Employers are generally liable for a hostile workplace, and for the conduct of their employees. If an employee sexually assaults another employee, or if a supervisor fails to address accusations of harassment, assault, or hostile work environment, the victim can file a claim to hold the employer liable.
Employers will usually assert that the sexual assault was beyond the scope of the employee’s duties and that the employer shouldn’t be held responsible. There are many reasons why this defense should not be available to the employer. Employers have a duty to anticipate that workers of both sexes may suffer a sexual assault by another employee and by clients or customers of the employee. This duty requires that employers take proactive and responsive steps to help avoid sexual assaults.
Employers should be held accountable if a woman or man is raped, sexually assaulted, or there is an attempt to rape or sexually assault a worker if:
- The employer was aware of complaints about a specific worker, supervisor, client, customer, or vendor and failed to investigate the complaint.
- The employer created a hostile workplace that encouraged or allowed sexual misbehavior of any kind including: allowing violence; permitting intolerable language, comments, emails, and social media posts; and failing to have hiring policies, promotional policies, and other workplace benefits which are based on merit, not sexual favors.
- The employer participated in the sexual assault.
- The employer failed to have a written policy regarding sexual assault in the workplace.
- Other actions occur that give the impression, in any way, that women and men were not to be respected in the workplace.
In such cases, a victim may claim damages for injuries, lost wages, and pain and suffering, including physical, mental, and emotional trauma.
Protective actions an employer should take to protect employees from sexual assault
There are many steps employers can and should take to prevent sexual assaults in the workplace.
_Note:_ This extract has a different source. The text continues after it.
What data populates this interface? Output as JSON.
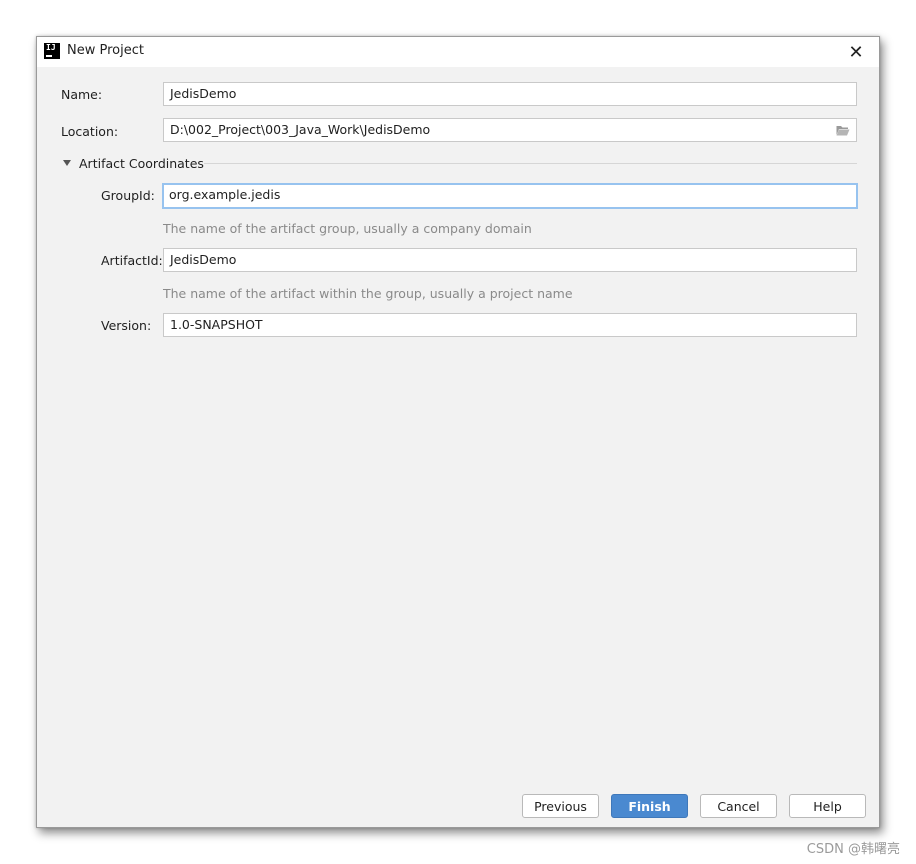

These steps include:
- Running state and federal criminal background checks on all job applicants, especially for jobs which work with children, the elderly, and other vulnerable populations.
- Providing a written workplace policy that defines and outlines company policies regarding reports of assault or harassment, as well as how accusations will be handled.
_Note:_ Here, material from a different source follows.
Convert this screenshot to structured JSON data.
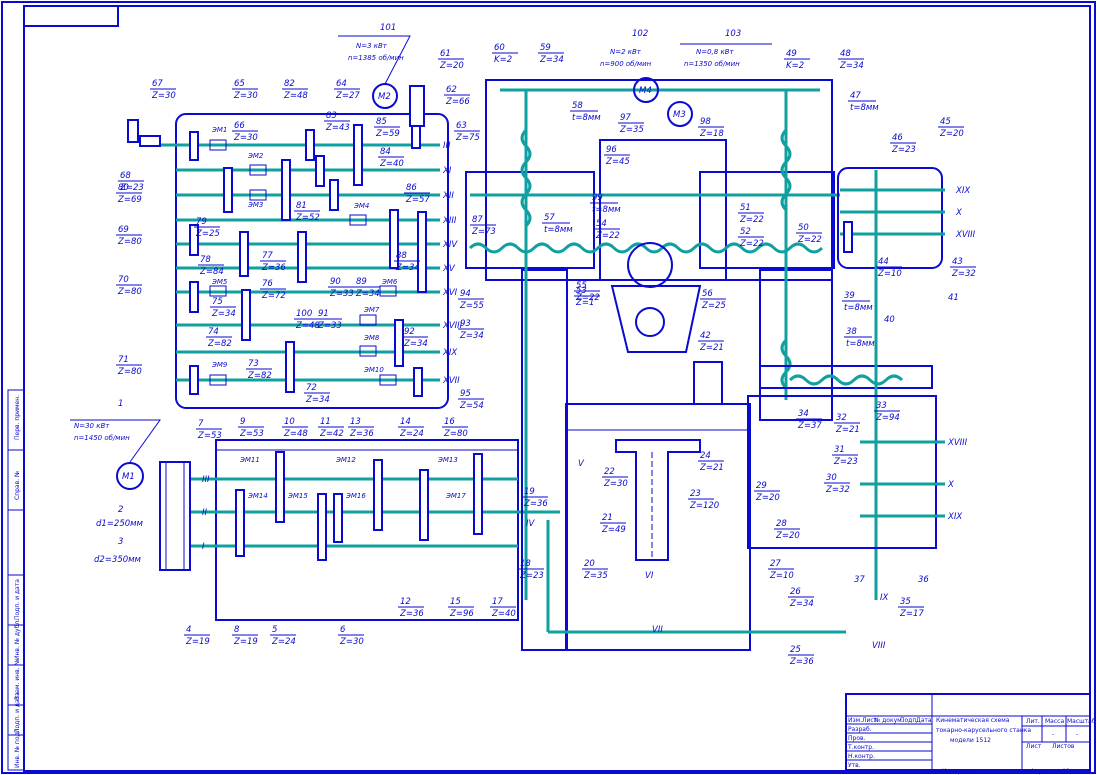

- Conducting routine sexual harassment, sexual assault, and sexual harassment training programs, including reviews for mandate reporters.
- Clarifying when the police will be contacted if there is any complaint of sexual assault.
- Maintaining the condition and lighting of stairwells, parking lots, parking garages, or other areas which may be deemed unsafe.